Myth: I canít have more than one sexually transmitted disease (STD) at a time.
Reality: A person can be infected with more than one STD. A person with an untreated STD may also be 6-10 times more likely to pass on or acquire HIV during sex. Risk for infection increases 10 to 300-fold in the presence of a genital ulcer, such as occurs in syphilis or genital herpes.
Myth: There is no such thing as safer sex.
Reality: Safer sex is sexual activity without penetration, or sex with a latex condom or a latex barrier (in the case of oral sex). Although safer sex can substantially reduce the sexual transmission of an STD like HIV, sexual abstinence is the surest way to prevent the sexual transmission of an STD, including HIV.

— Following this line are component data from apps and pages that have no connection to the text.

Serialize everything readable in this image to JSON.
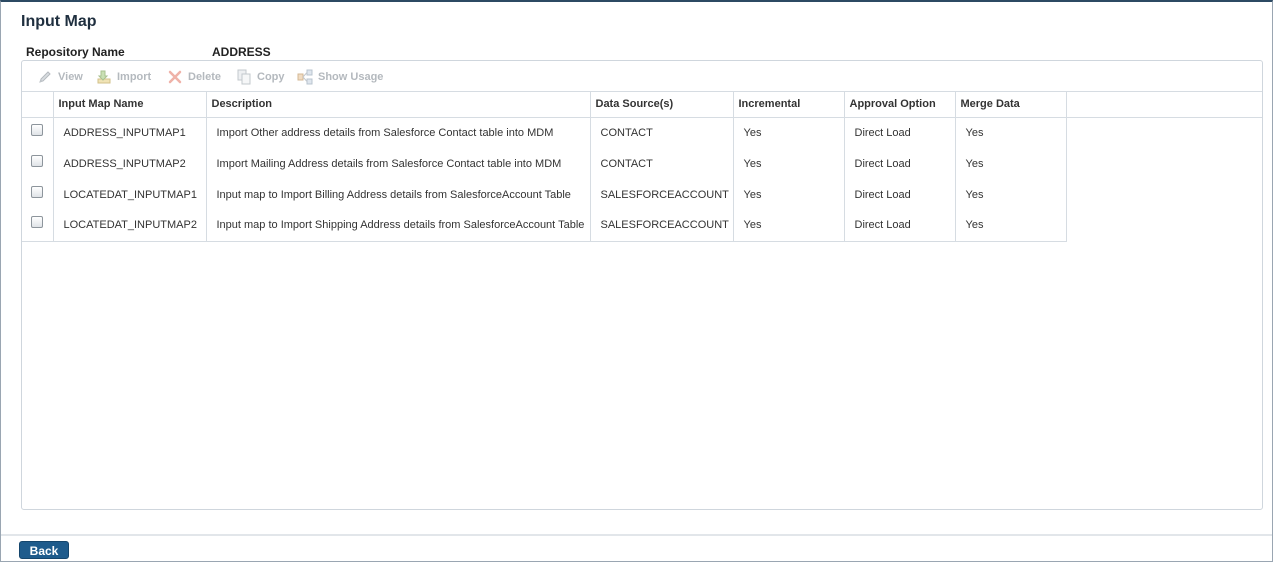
{
  "page": {
    "title": "Input Map"
  },
  "repository": {
    "label": "Repository Name",
    "value": "ADDRESS"
  },
  "toolbar": {
    "view_label": "View",
    "import_label": "Import",
    "delete_label": "Delete",
    "copy_label": "Copy",
    "show_usage_label": "Show Usage",
    "disabled_color": "#b4b9be"
  },
  "table": {
    "columns": [
      "Input Map Name",
      "Description",
      "Data Source(s)",
      "Incremental",
      "Approval Option",
      "Merge Data"
    ],
    "rows": [
      [
        "ADDRESS_INPUTMAP1",
        "Import Other address details from Salesforce Contact table into MDM",
        "CONTACT",
        "Yes",
        "Direct Load",
        "Yes"
      ],
      [
        "ADDRESS_INPUTMAP2",
        "Import Mailing Address details from Salesforce Contact table into MDM",
        "CONTACT",
        "Yes",
        "Direct Load",
        "Yes"
      ],
      [
        "LOCATEDAT_INPUTMAP1",
        "Input map to Import Billing Address details from SalesforceAccount Table",
        "SALESFORCEACCOUNT",
        "Yes",
        "Direct Load",
        "Yes"
      ],
      [
        "LOCATEDAT_INPUTMAP2",
        "Input map to Import Shipping Address details from SalesforceAccount Table",
        "SALESFORCEACCOUNT",
        "Yes",
        "Direct Load",
        "Yes"
      ]
    ]
  },
  "footer": {
    "back_label": "Back",
    "accent_color": "#1e5b8c"
  }
}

Myth: I would know if a loved one or I had HIV.
Reality: A person with HIV may not show any symptoms for up to 10 years. Since HIV affects each person differently, many people with HIV can look and feel healthy for years. The only sure way to know is to get tested.
Myth: Getting tested for HIV is pointless.
Reality: Knowing if you are HIV-positive will allow you to seek early treatment that can help you stay healthy longer and enable you not to pass on the virus to someone else. Regardless of your HIV status, you can learn how to prevent further infection from HIV and other STDs through counseling offered at many HIV testing centers.
Myth: When youíre on HIV therapy you canít transmit the virus to anyone else.
Reality: Antiretroviral drugs donít keep you from passing the virus to others. Therapy can keep the viral load down to undetectable levels, but HIV is still present in the body and can still be transmitted to others.